Professor Ly Tran
Original Published Date: 
Wednesday, September 1, 2021

Full article issued by Deakin University.

An ARC-supported evaluation of the Indo-Pacific international study program, the New Colombo Plan, has found that most Australian students who participate go on to work in jobs based in the region or with employers engaged with those countries.

The study found three quarters of New Colombo Plan (NCP) alumni who were surveyed either work in or with the most popular host countries of Japan, Indonesia, China, Vietnam, Republic of Korea, India, Singapore and Malaysia.

Lead researcher, Professor Ly Tran, an ARC Future Fellow from Deakin University's School of Education, said the findings demonstrate the success of the program at building cross-cultural ties and regional engagement among young Australians with our Indo-Pacific neighbours.

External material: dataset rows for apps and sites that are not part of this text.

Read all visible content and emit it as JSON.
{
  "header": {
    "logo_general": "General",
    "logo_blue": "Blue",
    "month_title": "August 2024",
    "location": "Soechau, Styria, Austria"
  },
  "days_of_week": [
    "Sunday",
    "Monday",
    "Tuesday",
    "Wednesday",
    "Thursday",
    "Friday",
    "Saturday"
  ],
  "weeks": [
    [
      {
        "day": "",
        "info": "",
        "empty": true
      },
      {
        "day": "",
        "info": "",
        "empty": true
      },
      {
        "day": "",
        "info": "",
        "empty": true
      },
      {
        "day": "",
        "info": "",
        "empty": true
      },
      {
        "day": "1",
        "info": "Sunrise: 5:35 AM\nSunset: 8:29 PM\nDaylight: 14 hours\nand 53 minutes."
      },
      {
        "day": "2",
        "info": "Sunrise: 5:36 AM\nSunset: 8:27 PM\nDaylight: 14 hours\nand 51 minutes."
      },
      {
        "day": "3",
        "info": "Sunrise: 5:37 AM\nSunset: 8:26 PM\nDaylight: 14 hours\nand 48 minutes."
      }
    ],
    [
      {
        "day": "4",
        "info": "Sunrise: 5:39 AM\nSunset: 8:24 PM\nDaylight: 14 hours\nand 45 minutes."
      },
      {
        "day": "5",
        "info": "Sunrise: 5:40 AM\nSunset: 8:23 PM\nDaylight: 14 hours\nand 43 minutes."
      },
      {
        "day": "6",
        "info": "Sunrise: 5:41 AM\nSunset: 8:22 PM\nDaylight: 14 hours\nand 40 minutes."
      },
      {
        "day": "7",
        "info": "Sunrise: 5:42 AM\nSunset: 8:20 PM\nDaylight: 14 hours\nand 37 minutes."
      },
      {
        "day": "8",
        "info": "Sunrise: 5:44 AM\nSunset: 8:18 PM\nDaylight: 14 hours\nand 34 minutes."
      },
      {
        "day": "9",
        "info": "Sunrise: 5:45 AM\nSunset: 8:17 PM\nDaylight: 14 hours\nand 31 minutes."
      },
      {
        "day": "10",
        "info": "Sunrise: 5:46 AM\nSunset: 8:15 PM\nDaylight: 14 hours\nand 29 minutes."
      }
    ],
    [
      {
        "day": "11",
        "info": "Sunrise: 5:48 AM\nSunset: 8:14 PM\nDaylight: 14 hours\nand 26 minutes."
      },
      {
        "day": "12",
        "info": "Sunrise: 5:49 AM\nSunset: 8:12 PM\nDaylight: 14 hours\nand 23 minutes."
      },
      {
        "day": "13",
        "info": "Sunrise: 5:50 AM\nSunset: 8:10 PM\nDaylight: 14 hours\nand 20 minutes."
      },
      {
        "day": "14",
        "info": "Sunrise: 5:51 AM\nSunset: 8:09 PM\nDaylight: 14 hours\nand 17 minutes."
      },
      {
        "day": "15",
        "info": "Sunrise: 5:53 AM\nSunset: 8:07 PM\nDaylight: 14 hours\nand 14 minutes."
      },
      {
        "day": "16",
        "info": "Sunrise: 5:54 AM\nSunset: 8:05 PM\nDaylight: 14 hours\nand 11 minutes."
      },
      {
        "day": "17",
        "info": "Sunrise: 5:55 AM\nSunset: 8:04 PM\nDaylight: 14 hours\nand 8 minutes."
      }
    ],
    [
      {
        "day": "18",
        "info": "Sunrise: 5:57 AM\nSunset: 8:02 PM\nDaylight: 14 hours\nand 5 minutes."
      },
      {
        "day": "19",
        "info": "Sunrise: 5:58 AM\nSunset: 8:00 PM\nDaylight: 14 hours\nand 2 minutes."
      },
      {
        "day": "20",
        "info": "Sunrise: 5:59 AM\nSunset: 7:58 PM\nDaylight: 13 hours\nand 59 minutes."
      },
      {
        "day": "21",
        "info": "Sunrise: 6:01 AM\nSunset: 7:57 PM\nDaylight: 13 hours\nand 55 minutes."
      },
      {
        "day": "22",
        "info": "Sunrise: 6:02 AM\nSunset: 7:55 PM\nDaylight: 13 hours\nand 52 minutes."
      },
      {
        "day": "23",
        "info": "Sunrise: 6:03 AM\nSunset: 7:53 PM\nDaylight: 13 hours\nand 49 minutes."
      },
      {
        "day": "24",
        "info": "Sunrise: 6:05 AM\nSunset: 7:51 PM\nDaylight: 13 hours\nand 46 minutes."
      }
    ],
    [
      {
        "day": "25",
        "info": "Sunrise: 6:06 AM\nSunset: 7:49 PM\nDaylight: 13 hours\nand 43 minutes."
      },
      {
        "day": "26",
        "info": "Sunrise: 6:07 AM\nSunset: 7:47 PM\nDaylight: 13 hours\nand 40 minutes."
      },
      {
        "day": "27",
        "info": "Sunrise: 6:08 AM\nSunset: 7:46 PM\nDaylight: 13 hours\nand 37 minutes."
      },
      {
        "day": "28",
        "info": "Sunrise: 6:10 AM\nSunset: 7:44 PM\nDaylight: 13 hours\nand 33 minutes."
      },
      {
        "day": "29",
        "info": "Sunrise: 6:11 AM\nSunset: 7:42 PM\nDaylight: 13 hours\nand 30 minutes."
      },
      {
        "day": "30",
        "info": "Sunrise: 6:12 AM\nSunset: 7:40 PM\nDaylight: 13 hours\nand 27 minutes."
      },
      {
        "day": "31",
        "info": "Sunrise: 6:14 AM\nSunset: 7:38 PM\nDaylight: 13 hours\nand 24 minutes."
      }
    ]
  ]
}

Professor Tran surveyed 1,371 NCP students and alumni and included 298 interviews with NCP-related stakeholders and in-country fieldwork. The research found that students' primary motivations for learning abroad in the Indo-Pacific were to challenge themselves (96 per cent), gain experience and broaden their understanding of the Indo-Pacific region (96 per cent), become familiar with another culture (96 per cent), and travel to a new place (95 per cent).

'Despite challenges and areas for improvement, the New Colombo Plan is a stellar example of reversal mobility, re-balancing regional and global student mobility, through which students from a developed country in the Global North like Australia enrich their learning and experiences through living and studying in the Indo-Pacific,' Professor Tran says.

'The findings show that formerly colonised countries in the Indo-Pacific such as Vietnam, Cambodia, Laos, Indonesia, Philippines, Myanmar, Malaysia, Brunei, Fiji and Papua New Guinea which used to be periphery learning abroad destinations now provide powerful learning spaces for students from a Western country like Australia.'

Photo credit: 

ARC Future Fellow, Professor Ly Tran. Credit: Deakin University.